_ACTIVITY:_
Your copy should match the records exactly, except that no pictures appear in it.

_RECORDS PROVIDED:_
————
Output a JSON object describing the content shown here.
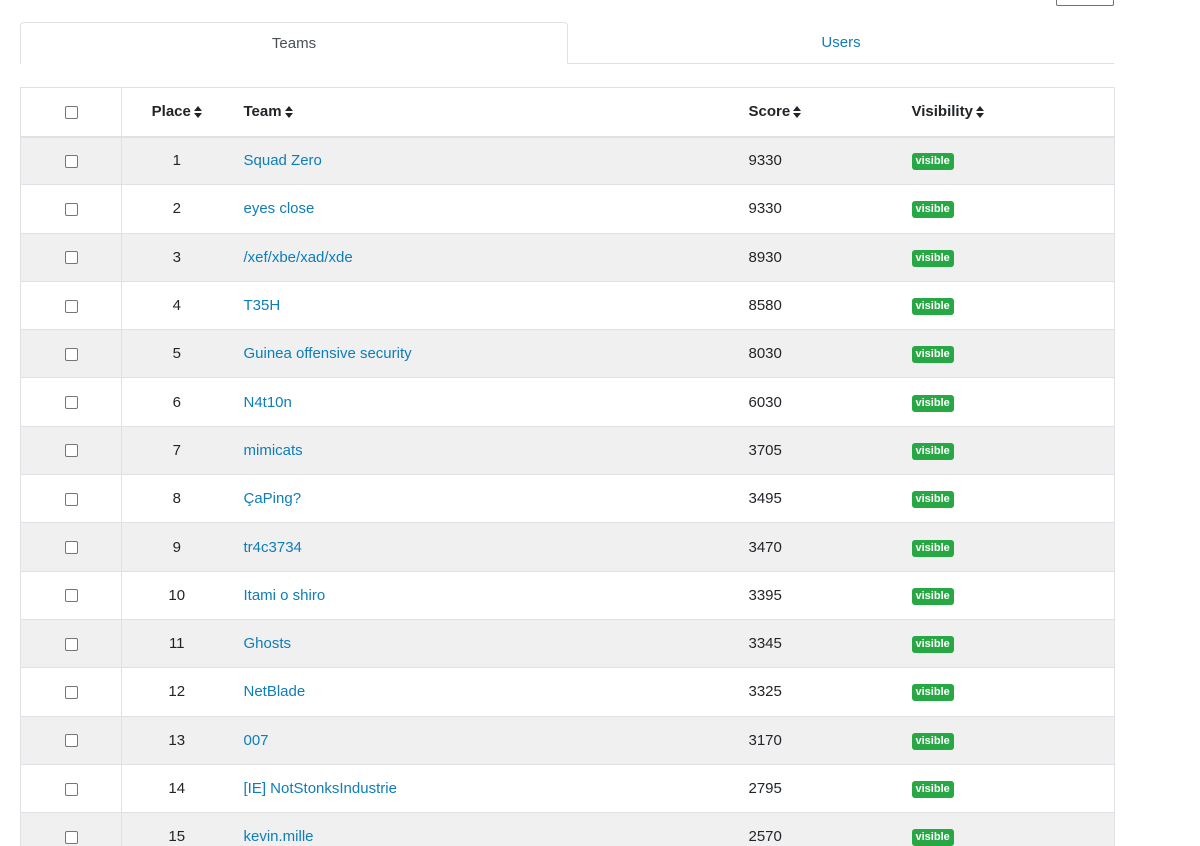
{
  "tabs": [
    {
      "label": "Teams",
      "active": true
    },
    {
      "label": "Users",
      "active": false
    }
  ],
  "table": {
    "headers": {
      "place": "Place",
      "team": "Team",
      "score": "Score",
      "visibility": "Visibility"
    },
    "rows": [
      {
        "place": "1",
        "team": "Squad Zero",
        "score": "9330",
        "visibility": "visible"
      },
      {
        "place": "2",
        "team": "eyes close",
        "score": "9330",
        "visibility": "visible"
      },
      {
        "place": "3",
        "team": "/xef/xbe/xad/xde",
        "score": "8930",
        "visibility": "visible"
      },
      {
        "place": "4",
        "team": "T35H",
        "score": "8580",
        "visibility": "visible"
      },
      {
        "place": "5",
        "team": "Guinea offensive security",
        "score": "8030",
        "visibility": "visible"
      },
      {
        "place": "6",
        "team": "N4t10n",
        "score": "6030",
        "visibility": "visible"
      },
      {
        "place": "7",
        "team": "mimicats",
        "score": "3705",
        "visibility": "visible"
      },
      {
        "place": "8",
        "team": "ÇaPing?",
        "score": "3495",
        "visibility": "visible"
      },
      {
        "place": "9",
        "team": "tr4c3734",
        "score": "3470",
        "visibility": "visible"
      },
      {
        "place": "10",
        "team": "Itami o shiro",
        "score": "3395",
        "visibility": "visible"
      },
      {
        "place": "11",
        "team": "Ghosts",
        "score": "3345",
        "visibility": "visible"
      },
      {
        "place": "12",
        "team": "NetBlade",
        "score": "3325",
        "visibility": "visible"
      },
      {
        "place": "13",
        "team": "007",
        "score": "3170",
        "visibility": "visible"
      },
      {
        "place": "14",
        "team": "[IE] NotStonksIndustrie",
        "score": "2795",
        "visibility": "visible"
      },
      {
        "place": "15",
        "team": "kevin.mille",
        "score": "2570",
        "visibility": "visible"
      }
    ]
  },
  "colors": {
    "link": "#0e7db8",
    "badge_visible": "#28a745",
    "row_stripe": "#f0f0f0"
  },
  "icons": {
    "sort": "sort-icon",
    "checkbox": "checkbox"
  }
}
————
_RESULT OF THE TASK:_
Output a JSON object describing the content shown here.
{
  "tabs": [
    {
      "label": "Teams",
      "active": true
    },
    {
      "label": "Users",
      "active": false
    }
  ],
  "table": {
    "headers": {
      "place": "Place",
      "team": "Team",
      "score": "Score",
      "visibility": "Visibility"
    },
    "rows": [
      {
        "place": "1",
        "team": "Squad Zero",
        "score": "9330",
        "visibility": "visible"
      },
      {
        "place": "2",
        "team": "eyes close",
        "score": "9330",
        "visibility": "visible"
      },
      {
        "place": "3",
        "team": "/xef/xbe/xad/xde",
        "score": "8930",
        "visibility": "visible"
      },
      {
        "place": "4",
        "team": "T35H",
        "score": "8580",
        "visibility": "visible"
      },
      {
        "place": "5",
        "team": "Guinea offensive security",
        "score": "8030",
        "visibility": "visible"
      },
      {
        "place": "6",
        "team": "N4t10n",
        "score": "6030",
        "visibility": "visible"
      },
      {
        "place": "7",
        "team": "mimicats",
        "score": "3705",
        "visibility": "visible"
      },
      {
        "place": "8",
        "team": "ÇaPing?",
        "score": "3495",
        "visibility": "visible"
      },
      {
        "place": "9",
        "team": "tr4c3734",
        "score": "3470",
        "visibility": "visible"
      },
      {
        "place": "10",
        "team": "Itami o shiro",
        "score": "3395",
        "visibility": "visible"
      },
      {
        "place": "11",
        "team": "Ghosts",
        "score": "3345",
        "visibility": "visible"
      },
      {
        "place": "12",
        "team": "NetBlade",
        "score": "3325",
        "visibility": "visible"
      },
      {
        "place": "13",
        "team": "007",
        "score": "3170",
        "visibility": "visible"
      },
      {
        "place": "14",
        "team": "[IE] NotStonksIndustrie",
        "score": "2795",
        "visibility": "visible"
      },
      {
        "place": "15",
        "team": "kevin.mille",
        "score": "2570",
        "visibility": "visible"
      }
    ]
  },
  "colors": {
    "link": "#0e7db8",
    "badge_visible": "#28a745",
    "row_stripe": "#f0f0f0"
  },
  "icons": {
    "sort": "sort-icon",
    "checkbox": "checkbox"
  }
}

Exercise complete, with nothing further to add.